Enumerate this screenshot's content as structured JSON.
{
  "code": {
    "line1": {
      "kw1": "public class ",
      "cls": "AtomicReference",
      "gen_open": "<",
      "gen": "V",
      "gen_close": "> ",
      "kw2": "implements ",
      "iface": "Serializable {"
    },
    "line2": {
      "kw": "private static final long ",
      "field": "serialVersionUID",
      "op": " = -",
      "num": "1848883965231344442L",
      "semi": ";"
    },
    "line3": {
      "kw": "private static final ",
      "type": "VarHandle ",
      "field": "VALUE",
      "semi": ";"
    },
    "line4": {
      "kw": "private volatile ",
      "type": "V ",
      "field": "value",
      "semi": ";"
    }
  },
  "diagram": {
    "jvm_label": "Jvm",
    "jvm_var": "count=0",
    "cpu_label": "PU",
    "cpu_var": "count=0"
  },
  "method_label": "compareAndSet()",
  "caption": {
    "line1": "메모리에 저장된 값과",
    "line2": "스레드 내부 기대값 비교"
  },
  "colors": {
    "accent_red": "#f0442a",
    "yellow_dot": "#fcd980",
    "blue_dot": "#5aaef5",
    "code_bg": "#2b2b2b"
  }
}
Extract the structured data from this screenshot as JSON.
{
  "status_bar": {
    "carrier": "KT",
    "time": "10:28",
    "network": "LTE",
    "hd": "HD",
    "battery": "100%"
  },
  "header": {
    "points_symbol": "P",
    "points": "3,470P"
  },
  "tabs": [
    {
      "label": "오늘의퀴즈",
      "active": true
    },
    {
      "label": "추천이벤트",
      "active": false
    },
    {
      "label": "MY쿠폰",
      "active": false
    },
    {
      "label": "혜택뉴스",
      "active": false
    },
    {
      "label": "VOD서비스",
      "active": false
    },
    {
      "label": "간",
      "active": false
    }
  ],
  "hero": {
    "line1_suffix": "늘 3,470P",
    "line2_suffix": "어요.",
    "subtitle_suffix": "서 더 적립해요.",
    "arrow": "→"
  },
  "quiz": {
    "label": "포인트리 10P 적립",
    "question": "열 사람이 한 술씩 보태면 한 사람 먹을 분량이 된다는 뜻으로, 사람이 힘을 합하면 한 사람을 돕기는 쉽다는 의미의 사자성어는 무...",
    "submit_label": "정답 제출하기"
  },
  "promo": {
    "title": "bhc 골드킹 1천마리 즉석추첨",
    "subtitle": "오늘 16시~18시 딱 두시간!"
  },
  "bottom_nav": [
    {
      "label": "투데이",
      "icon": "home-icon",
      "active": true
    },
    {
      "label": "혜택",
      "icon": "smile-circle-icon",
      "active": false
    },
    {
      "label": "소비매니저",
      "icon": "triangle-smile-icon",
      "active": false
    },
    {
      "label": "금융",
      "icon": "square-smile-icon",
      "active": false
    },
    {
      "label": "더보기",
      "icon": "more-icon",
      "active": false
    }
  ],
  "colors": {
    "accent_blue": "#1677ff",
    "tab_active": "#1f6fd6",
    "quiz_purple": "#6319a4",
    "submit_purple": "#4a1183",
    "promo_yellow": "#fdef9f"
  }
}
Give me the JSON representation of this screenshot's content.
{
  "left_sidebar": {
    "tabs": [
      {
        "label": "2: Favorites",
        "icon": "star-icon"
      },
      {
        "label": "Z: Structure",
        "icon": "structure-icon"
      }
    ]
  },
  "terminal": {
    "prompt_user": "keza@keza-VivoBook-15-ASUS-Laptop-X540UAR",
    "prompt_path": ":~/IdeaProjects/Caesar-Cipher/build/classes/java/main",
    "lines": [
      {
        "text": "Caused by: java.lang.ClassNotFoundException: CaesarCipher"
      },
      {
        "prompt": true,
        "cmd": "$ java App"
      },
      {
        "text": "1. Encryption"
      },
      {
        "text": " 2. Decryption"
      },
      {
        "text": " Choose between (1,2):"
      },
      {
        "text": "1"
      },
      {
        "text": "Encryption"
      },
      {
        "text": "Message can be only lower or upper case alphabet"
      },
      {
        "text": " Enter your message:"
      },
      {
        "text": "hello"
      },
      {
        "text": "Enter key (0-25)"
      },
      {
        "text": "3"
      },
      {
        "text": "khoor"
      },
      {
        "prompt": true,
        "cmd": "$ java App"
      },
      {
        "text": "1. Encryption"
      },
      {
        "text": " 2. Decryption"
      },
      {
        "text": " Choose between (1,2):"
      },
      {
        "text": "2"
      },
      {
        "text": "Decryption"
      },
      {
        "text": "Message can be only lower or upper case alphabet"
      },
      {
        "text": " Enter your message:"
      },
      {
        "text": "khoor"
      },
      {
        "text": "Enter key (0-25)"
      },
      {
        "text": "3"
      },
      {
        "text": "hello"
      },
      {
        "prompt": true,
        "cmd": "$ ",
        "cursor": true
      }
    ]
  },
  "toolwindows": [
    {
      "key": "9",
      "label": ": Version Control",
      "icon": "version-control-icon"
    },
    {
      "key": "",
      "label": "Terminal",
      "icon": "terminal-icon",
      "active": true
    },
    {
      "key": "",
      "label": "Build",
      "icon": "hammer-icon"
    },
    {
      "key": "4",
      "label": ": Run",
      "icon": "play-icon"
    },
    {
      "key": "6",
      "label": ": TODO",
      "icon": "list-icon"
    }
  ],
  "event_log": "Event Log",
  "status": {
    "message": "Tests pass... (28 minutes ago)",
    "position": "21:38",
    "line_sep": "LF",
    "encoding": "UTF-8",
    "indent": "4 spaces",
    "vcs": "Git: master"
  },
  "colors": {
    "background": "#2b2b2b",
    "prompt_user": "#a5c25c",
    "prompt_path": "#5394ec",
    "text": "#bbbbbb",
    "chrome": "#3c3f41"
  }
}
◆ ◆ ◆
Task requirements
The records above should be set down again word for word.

Solution
Enumerate this screenshot's content as structured JSON.
{
  "code": {
    "line1": {
      "kw1": "public class ",
      "cls": "AtomicReference",
      "gen_open": "<",
      "gen": "V",
      "gen_close": "> ",
      "kw2": "implements ",
      "iface": "Serializable {"
    },
    "line2": {
      "kw": "private static final long ",
      "field": "serialVersionUID",
      "op": " = -",
      "num": "1848883965231344442L",
      "semi": ";"
    },
    "line3": {
      "kw": "private static final ",
      "type": "VarHandle ",
      "field": "VALUE",
      "semi": ";"
    },
    "line4": {
      "kw": "private volatile ",
      "type": "V ",
      "field": "value",
      "semi": ";"
    }
  },
  "diagram": {
    "jvm_label": "Jvm",
    "jvm_var": "count=0",
    "cpu_label": "PU",
    "cpu_var": "count=0"
  },
  "method_label": "compareAndSet()",
  "caption": {
    "line1": "메모리에 저장된 값과",
    "line2": "스레드 내부 기대값 비교"
  },
  "colors": {
    "accent_red": "#f0442a",
    "yellow_dot": "#fcd980",
    "blue_dot": "#5aaef5",
    "code_bg": "#2b2b2b"
  }
}
Extract the structured data from this screenshot as JSON.
{
  "status_bar": {
    "carrier": "KT",
    "time": "10:28",
    "network": "LTE",
    "hd": "HD",
    "battery": "100%"
  },
  "header": {
    "points_symbol": "P",
    "points": "3,470P"
  },
  "tabs": [
    {
      "label": "오늘의퀴즈",
      "active": true
    },
    {
      "label": "추천이벤트",
      "active": false
    },
    {
      "label": "MY쿠폰",
      "active": false
    },
    {
      "label": "혜택뉴스",
      "active": false
    },
    {
      "label": "VOD서비스",
      "active": false
    },
    {
      "label": "간",
      "active": false
    }
  ],
  "hero": {
    "line1_suffix": "늘 3,470P",
    "line2_suffix": "어요.",
    "subtitle_suffix": "서 더 적립해요.",
    "arrow": "→"
  },
  "quiz": {
    "label": "포인트리 10P 적립",
    "question": "열 사람이 한 술씩 보태면 한 사람 먹을 분량이 된다는 뜻으로, 사람이 힘을 합하면 한 사람을 돕기는 쉽다는 의미의 사자성어는 무...",
    "submit_label": "정답 제출하기"
  },
  "promo": {
    "title": "bhc 골드킹 1천마리 즉석추첨",
    "subtitle": "오늘 16시~18시 딱 두시간!"
  },
  "bottom_nav": [
    {
      "label": "투데이",
      "icon": "home-icon",
      "active": true
    },
    {
      "label": "혜택",
      "icon": "smile-circle-icon",
      "active": false
    },
    {
      "label": "소비매니저",
      "icon": "triangle-smile-icon",
      "active": false
    },
    {
      "label": "금융",
      "icon": "square-smile-icon",
      "active": false
    },
    {
      "label": "더보기",
      "icon": "more-icon",
      "active": false
    }
  ],
  "colors": {
    "accent_blue": "#1677ff",
    "tab_active": "#1f6fd6",
    "quiz_purple": "#6319a4",
    "submit_purple": "#4a1183",
    "promo_yellow": "#fdef9f"
  }
}
Give me the JSON representation of this screenshot's content.
{
  "left_sidebar": {
    "tabs": [
      {
        "label": "2: Favorites",
        "icon": "star-icon"
      },
      {
        "label": "Z: Structure",
        "icon": "structure-icon"
      }
    ]
  },
  "terminal": {
    "prompt_user": "keza@keza-VivoBook-15-ASUS-Laptop-X540UAR",
    "prompt_path": ":~/IdeaProjects/Caesar-Cipher/build/classes/java/main",
    "lines": [
      {
        "text": "Caused by: java.lang.ClassNotFoundException: CaesarCipher"
      },
      {
        "prompt": true,
        "cmd": "$ java App"
      },
      {
        "text": "1. Encryption"
      },
      {
        "text": " 2. Decryption"
      },
      {
        "text": " Choose between (1,2):"
      },
      {
        "text": "1"
      },
      {
        "text": "Encryption"
      },
      {
        "text": "Message can be only lower or upper case alphabet"
      },
      {
        "text": " Enter your message:"
      },
      {
        "text": "hello"
      },
      {
        "text": "Enter key (0-25)"
      },
      {
        "text": "3"
      },
      {
        "text": "khoor"
      },
      {
        "prompt": true,
        "cmd": "$ java App"
      },
      {
        "text": "1. Encryption"
      },
      {
        "text": " 2. Decryption"
      },
      {
        "text": " Choose between (1,2):"
      },
      {
        "text": "2"
      },
      {
        "text": "Decryption"
      },
      {
        "text": "Message can be only lower or upper case alphabet"
      },
      {
        "text": " Enter your message:"
      },
      {
        "text": "khoor"
      },
      {
        "text": "Enter key (0-25)"
      },
      {
        "text": "3"
      },
      {
        "text": "hello"
      },
      {
        "prompt": true,
        "cmd": "$ ",
        "cursor": true
      }
    ]
  },
  "toolwindows": [
    {
      "key": "9",
      "label": ": Version Control",
      "icon": "version-control-icon"
    },
    {
      "key": "",
      "label": "Terminal",
      "icon": "terminal-icon",
      "active": true
    },
    {
      "key": "",
      "label": "Build",
      "icon": "hammer-icon"
    },
    {
      "key": "4",
      "label": ": Run",
      "icon": "play-icon"
    },
    {
      "key": "6",
      "label": ": TODO",
      "icon": "list-icon"
    }
  ],
  "event_log": "Event Log",
  "status": {
    "message": "Tests pass... (28 minutes ago)",
    "position": "21:38",
    "line_sep": "LF",
    "encoding": "UTF-8",
    "indent": "4 spaces",
    "vcs": "Git: master"
  },
  "colors": {
    "background": "#2b2b2b",
    "prompt_user": "#a5c25c",
    "prompt_path": "#5394ec",
    "text": "#bbbbbb",
    "chrome": "#3c3f41"
  }
}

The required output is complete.